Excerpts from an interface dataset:
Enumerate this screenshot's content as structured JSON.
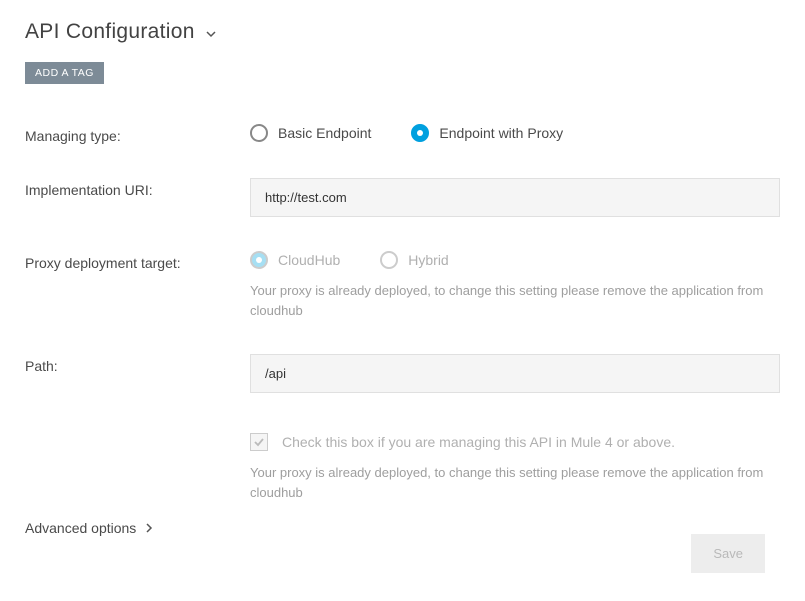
{
  "header": {
    "title": "API Configuration",
    "tag_button": "ADD A TAG"
  },
  "form": {
    "managing_type": {
      "label": "Managing type:",
      "options": {
        "basic": "Basic Endpoint",
        "proxy": "Endpoint with Proxy"
      }
    },
    "implementation_uri": {
      "label": "Implementation URI:",
      "value": "http://test.com"
    },
    "proxy_target": {
      "label": "Proxy deployment target:",
      "options": {
        "cloudhub": "CloudHub",
        "hybrid": "Hybrid"
      },
      "helper": "Your proxy is already deployed, to change this setting please remove the application from cloudhub"
    },
    "path": {
      "label": "Path:",
      "value": "/api"
    },
    "mule4": {
      "label": "Check this box if you are managing this API in Mule 4 or above.",
      "helper": "Your proxy is already deployed, to change this setting please remove the application from cloudhub"
    },
    "advanced": "Advanced options",
    "save": "Save"
  }
}
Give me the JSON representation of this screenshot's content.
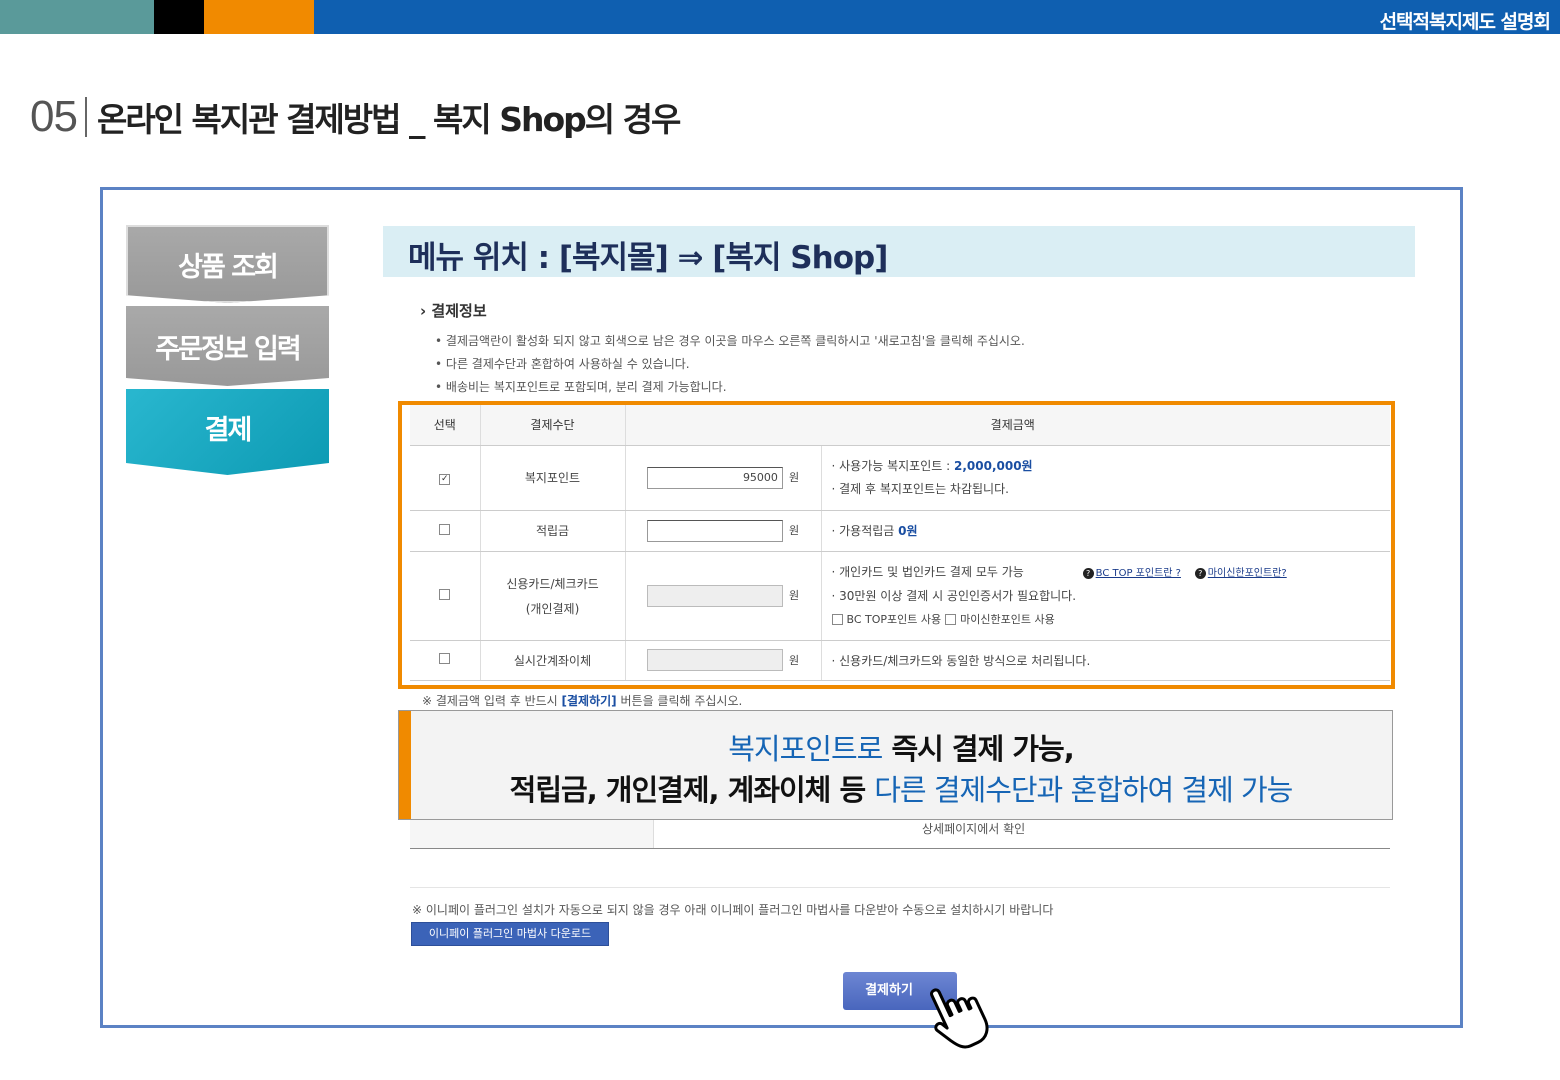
{
  "header": {
    "brand": "선택적복지제도 설명회"
  },
  "section": {
    "number": "05",
    "title": "온라인 복지관 결제방법 _ 복지 Shop의 경우"
  },
  "steps": [
    {
      "label": "상품 조회",
      "state": "inactive"
    },
    {
      "label": "주문정보 입력",
      "state": "inactive"
    },
    {
      "label": "결제",
      "state": "active"
    }
  ],
  "menu_location": "메뉴 위치 : [복지몰] ⇒ [복지 Shop]",
  "payment_info": {
    "title": "결제정보",
    "notes": [
      "결제금액란이 활성화 되지 않고 회색으로 남은 경우 이곳을 마우스 오른쪽 클릭하시고 '새로고침'을 클릭해 주십시오.",
      "다른 결제수단과 혼합하여 사용하실 수 있습니다.",
      "배송비는 복지포인트로 포함되며, 분리 결제 가능합니다."
    ],
    "columns": [
      "선택",
      "결제수단",
      "결제금액"
    ],
    "currency_unit": "원",
    "rows": [
      {
        "method": "복지포인트",
        "checked": true,
        "amount": "95000",
        "info_lines": [
          "· 사용가능 복지포인트 : ",
          "· 결제 후 복지포인트는 차감됩니다."
        ],
        "available_points": "2,000,000원"
      },
      {
        "method": "적립금",
        "checked": false,
        "amount": "",
        "info_prefix": "· 가용적립금 ",
        "info_value": "0원"
      },
      {
        "method": "신용카드/체크카드",
        "method_sub": "(개인결제)",
        "checked": false,
        "amount": "",
        "info_lines": [
          "· 개인카드 및 법인카드 결제 모두 가능",
          "· 30만원 이상 결제 시 공인인증서가 필요합니다."
        ],
        "help_links": [
          "BC TOP 포인트란 ?",
          "마이신한포인트란?"
        ],
        "sub_options": [
          "BC TOP포인트 사용",
          "마이신한포인트 사용"
        ]
      },
      {
        "method": "실시간계좌이체",
        "checked": false,
        "amount": "",
        "info_lines": [
          "· 신용카드/체크카드와 동일한 방식으로 처리됩니다."
        ]
      }
    ],
    "remark_prefix": "※ 결제금액 입력 후 반드시 ",
    "remark_button": "[결제하기]",
    "remark_suffix": " 버튼을 클릭해 주십시오."
  },
  "callout": {
    "line1_blue": "복지포인트로",
    "line1_black": " 즉시 결제 가능,",
    "line2_black": "적립금, 개인결제, 계좌이체 등 ",
    "line2_blue": "다른 결제수단과 혼합하여 결제 가능"
  },
  "below_row_text": "상세페이지에서 확인",
  "inipay": {
    "note": "※ 이니페이 플러그인 설치가 자동으로 되지 않을 경우 아래 이니페이 플러그인 마법사를 다운받아 수동으로 설치하시기 바랍니다",
    "download_button": "이니페이 플러그인 마법사 다운로드"
  },
  "pay_button": "결제하기",
  "colors": {
    "accent_orange": "#f08a00",
    "brand_blue": "#0f5fb0",
    "active_step": "#1aa8c1",
    "frame_border": "#5b82c4"
  },
  "icons": {
    "checkbox_checked": "✓",
    "help": "?",
    "cursor": "hand-pointer-icon"
  }
}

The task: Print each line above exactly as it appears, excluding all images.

Output of the exercise:
Enumerate this screenshot's content as structured JSON.
{
  "header": {
    "title": "API Configuration",
    "tag_button": "ADD A TAG"
  },
  "form": {
    "managing_type": {
      "label": "Managing type:",
      "options": {
        "basic": "Basic Endpoint",
        "proxy": "Endpoint with Proxy"
      }
    },
    "implementation_uri": {
      "label": "Implementation URI:",
      "value": "http://test.com"
    },
    "proxy_target": {
      "label": "Proxy deployment target:",
      "options": {
        "cloudhub": "CloudHub",
        "hybrid": "Hybrid"
      },
      "helper": "Your proxy is already deployed, to change this setting please remove the application from cloudhub"
    },
    "path": {
      "label": "Path:",
      "value": "/api"
    },
    "mule4": {
      "label": "Check this box if you are managing this API in Mule 4 or above.",
      "helper": "Your proxy is already deployed, to change this setting please remove the application from cloudhub"
    },
    "advanced": "Advanced options",
    "save": "Save"
  }
}
Give me the JSON representation of this screenshot's content.
{
  "header": {
    "brand": "선택적복지제도 설명회"
  },
  "section": {
    "number": "05",
    "title": "온라인 복지관 결제방법 _ 복지 Shop의 경우"
  },
  "steps": [
    {
      "label": "상품 조회",
      "state": "inactive"
    },
    {
      "label": "주문정보 입력",
      "state": "inactive"
    },
    {
      "label": "결제",
      "state": "active"
    }
  ],
  "menu_location": "메뉴 위치 : [복지몰] ⇒ [복지 Shop]",
  "payment_info": {
    "title": "결제정보",
    "notes": [
      "결제금액란이 활성화 되지 않고 회색으로 남은 경우 이곳을 마우스 오른쪽 클릭하시고 '새로고침'을 클릭해 주십시오.",
      "다른 결제수단과 혼합하여 사용하실 수 있습니다.",
      "배송비는 복지포인트로 포함되며, 분리 결제 가능합니다."
    ],
    "columns": [
      "선택",
      "결제수단",
      "결제금액"
    ],
    "currency_unit": "원",
    "rows": [
      {
        "method": "복지포인트",
        "checked": true,
        "amount": "95000",
        "info_lines": [
          "· 사용가능 복지포인트 : ",
          "· 결제 후 복지포인트는 차감됩니다."
        ],
        "available_points": "2,000,000원"
      },
      {
        "method": "적립금",
        "checked": false,
        "amount": "",
        "info_prefix": "· 가용적립금 ",
        "info_value": "0원"
      },
      {
        "method": "신용카드/체크카드",
        "method_sub": "(개인결제)",
        "checked": false,
        "amount": "",
        "info_lines": [
          "· 개인카드 및 법인카드 결제 모두 가능",
          "· 30만원 이상 결제 시 공인인증서가 필요합니다."
        ],
        "help_links": [
          "BC TOP 포인트란 ?",
          "마이신한포인트란?"
        ],
        "sub_options": [
          "BC TOP포인트 사용",
          "마이신한포인트 사용"
        ]
      },
      {
        "method": "실시간계좌이체",
        "checked": false,
        "amount": "",
        "info_lines": [
          "· 신용카드/체크카드와 동일한 방식으로 처리됩니다."
        ]
      }
    ],
    "remark_prefix": "※ 결제금액 입력 후 반드시 ",
    "remark_button": "[결제하기]",
    "remark_suffix": " 버튼을 클릭해 주십시오."
  },
  "callout": {
    "line1_blue": "복지포인트로",
    "line1_black": " 즉시 결제 가능,",
    "line2_black": "적립금, 개인결제, 계좌이체 등 ",
    "line2_blue": "다른 결제수단과 혼합하여 결제 가능"
  },
  "below_row_text": "상세페이지에서 확인",
  "inipay": {
    "note": "※ 이니페이 플러그인 설치가 자동으로 되지 않을 경우 아래 이니페이 플러그인 마법사를 다운받아 수동으로 설치하시기 바랍니다",
    "download_button": "이니페이 플러그인 마법사 다운로드"
  },
  "pay_button": "결제하기",
  "colors": {
    "accent_orange": "#f08a00",
    "brand_blue": "#0f5fb0",
    "active_step": "#1aa8c1",
    "frame_border": "#5b82c4"
  },
  "icons": {
    "checkbox_checked": "✓",
    "help": "?",
    "cursor": "hand-pointer-icon"
  }
}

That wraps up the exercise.